When an organization’s data governance and metadata management programs work in harmony, then everything is easier.
Data governance is a complex but critical practice. There’s always more data to handle, much of it unstructured; more data sources, like IoT, more points of integration, and more regulatory compliance requirements.
Creating and sustaining an enterprise-wide view of and easy access to underlying metadata is also a tall order.
The numerous data types and data sources that exist today weren’t designed to work together, and data infrastructures have been cobbled together over time with disparate technologies, poor documentation and little thought for downstream integration.
Therefore, most enterprises have encountered difficulty trying to master data governance and metadata management, but they need a solid data infrastructure on which to build their applications and initiatives.
Without it, they risk faulty analyses and insights that effect not only revenue generation but regulatory compliance and any number of other organizational objectives.
Data Governance Attitudes Are Shifting
The 2020 State of Data Governance and Automation (DGA) shows that attitudes about data governance and the drivers behind it are changing – arguably for the better.
Regulatory compliance was the biggest driver for data governance implementation, according to the 2018 report. That’s not surprising given the General Data Protection Regulation (GDPR) was going into effect just six months after the survey.
Now better decision-making is the primary reason to implement data governance, cited by 60 percent of survey participants. This shift suggests organizations are using data to improve their overall performance, rather than just trying to tick off a compliance checkbox.
We’re pleased to see this because we’ve always believed that IT-siloed data governance has limited value. Instead, data governance has to be an enterprise initiative with IT and the wider business collaborating to limit data-related risks and determine where greater potential and value can be unleashed.
Metadata Management Takes Time
About 70 percent of DGA report respondents – a combination of roles from data architects to executive managers – say they spend an average of 10 or more hours per week on data-related activities.
Most of that time is spent on data analysis – but only after searching for and preparing data.
A separate study by IDC indicates data professionals actually spend 80 percent of their time on data discovery, preparation and protection and only 20 percent on analysis.
Why such a heavy lift? Finding metadata, “the data about the data,” isn’t easy.
When asked about the most significant bottlenecks in the data value chain, documenting complete data lineage leads with 62 percent followed by understanding the quality of the source data (58 percent), discovery, identification and harvesting (55 percent), and curating data assets with business context (52%.)
So it make sense that the data operations deemed most valuable in terms of automation are:
- Data Lineage (65%)
- Data Cataloging (61%)
- Data Mapping (53%)
- Impact Analysis (48%)
- Data Harvesting (38%)
- Code Generation (21%)
But as suspected, most data operations are still manual and largely dependent on technical resources.

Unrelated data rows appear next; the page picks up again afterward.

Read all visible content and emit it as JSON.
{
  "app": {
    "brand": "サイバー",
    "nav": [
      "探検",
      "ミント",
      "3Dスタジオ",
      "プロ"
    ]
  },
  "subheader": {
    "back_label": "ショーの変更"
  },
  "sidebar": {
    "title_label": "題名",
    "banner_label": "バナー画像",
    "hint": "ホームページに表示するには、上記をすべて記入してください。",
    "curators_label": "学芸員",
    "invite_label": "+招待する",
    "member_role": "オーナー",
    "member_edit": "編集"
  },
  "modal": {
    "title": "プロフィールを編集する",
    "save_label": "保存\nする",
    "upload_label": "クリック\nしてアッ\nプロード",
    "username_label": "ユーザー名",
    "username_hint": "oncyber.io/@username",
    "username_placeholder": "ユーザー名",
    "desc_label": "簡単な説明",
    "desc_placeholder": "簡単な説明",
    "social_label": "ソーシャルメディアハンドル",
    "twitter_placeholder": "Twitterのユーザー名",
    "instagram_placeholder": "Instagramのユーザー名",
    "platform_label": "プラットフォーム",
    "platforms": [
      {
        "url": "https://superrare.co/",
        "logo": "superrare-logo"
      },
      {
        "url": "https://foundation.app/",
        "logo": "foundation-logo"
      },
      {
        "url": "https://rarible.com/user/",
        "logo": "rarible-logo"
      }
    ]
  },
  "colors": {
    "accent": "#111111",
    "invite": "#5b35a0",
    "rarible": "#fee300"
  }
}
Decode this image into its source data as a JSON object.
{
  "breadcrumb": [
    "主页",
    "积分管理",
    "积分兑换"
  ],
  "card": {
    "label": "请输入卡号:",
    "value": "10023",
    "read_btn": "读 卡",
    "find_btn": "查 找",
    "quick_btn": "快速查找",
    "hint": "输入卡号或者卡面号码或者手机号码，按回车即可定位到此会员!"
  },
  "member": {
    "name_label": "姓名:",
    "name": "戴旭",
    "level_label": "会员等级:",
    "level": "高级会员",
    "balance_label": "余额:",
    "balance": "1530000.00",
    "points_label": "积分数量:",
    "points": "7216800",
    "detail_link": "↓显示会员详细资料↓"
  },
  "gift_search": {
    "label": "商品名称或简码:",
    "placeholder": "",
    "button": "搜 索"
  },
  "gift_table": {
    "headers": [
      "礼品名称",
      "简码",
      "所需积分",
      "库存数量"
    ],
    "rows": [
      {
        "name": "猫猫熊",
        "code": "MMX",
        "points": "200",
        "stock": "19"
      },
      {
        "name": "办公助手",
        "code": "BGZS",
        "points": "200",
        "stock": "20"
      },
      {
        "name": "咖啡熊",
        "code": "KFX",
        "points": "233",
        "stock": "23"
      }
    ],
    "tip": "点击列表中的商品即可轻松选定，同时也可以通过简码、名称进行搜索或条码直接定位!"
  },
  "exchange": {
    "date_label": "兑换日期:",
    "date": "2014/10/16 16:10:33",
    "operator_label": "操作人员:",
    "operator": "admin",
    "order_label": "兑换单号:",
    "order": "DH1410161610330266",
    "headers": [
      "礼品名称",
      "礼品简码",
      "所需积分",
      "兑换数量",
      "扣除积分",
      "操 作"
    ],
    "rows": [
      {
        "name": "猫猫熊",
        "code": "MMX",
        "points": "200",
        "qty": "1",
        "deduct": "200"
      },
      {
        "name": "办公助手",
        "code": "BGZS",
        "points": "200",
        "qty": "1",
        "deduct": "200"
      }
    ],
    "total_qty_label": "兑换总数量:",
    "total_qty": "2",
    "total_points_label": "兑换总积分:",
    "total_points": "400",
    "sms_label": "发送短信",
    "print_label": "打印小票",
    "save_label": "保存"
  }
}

They aren’t taking advantage of repeatable, sustainable practices – also known as automation.
The Benefits of Automating Data Governance and Metadata Management Processes
Availability, quality, consistency, usability and reduced latency are requirements at the heart of successful data governance.
And with a solid framework for automation, organizations can generate metadata every time data is captured at a source, accessed by users, moved through an organization, integrated or augmented with other data from other sources, profiled, cleansed and analyzed.
Other benefits of automating data governance and metadata management processes include:
- Better Data Quality – Identification and repair of data issues and inconsistencies within integrated data sources in real time
- Quicker Project Delivery – Acceleration of Big Data deployments, Data Vaults, data warehouse modernization, cloud migration, etc.
- Faster Speed to Insights – Reversing the 80/20 rule that keeps high-paid knowledge workers too busy finding, understanding and resolving errors or inconsistencies to actually analyze source data
- Greater Productivity & Reduced Costs – Use of automated, repeatable processes to for metadata discovery, data design, data conversion, data mapping and code generation
- Digital Transformation – Better understanding of what data exists and its potential value to improve digital experiences, enhance digital operations, drive digital innovation and build digital ecosystems
- Enterprise Collaboration – The ability for IT and the wider business to find, trust and use data to effectively meet organizational objectives
To learn more about the information we’ve covered in today’s blog, please join us for our webinar with Dataversity on Feb. 18.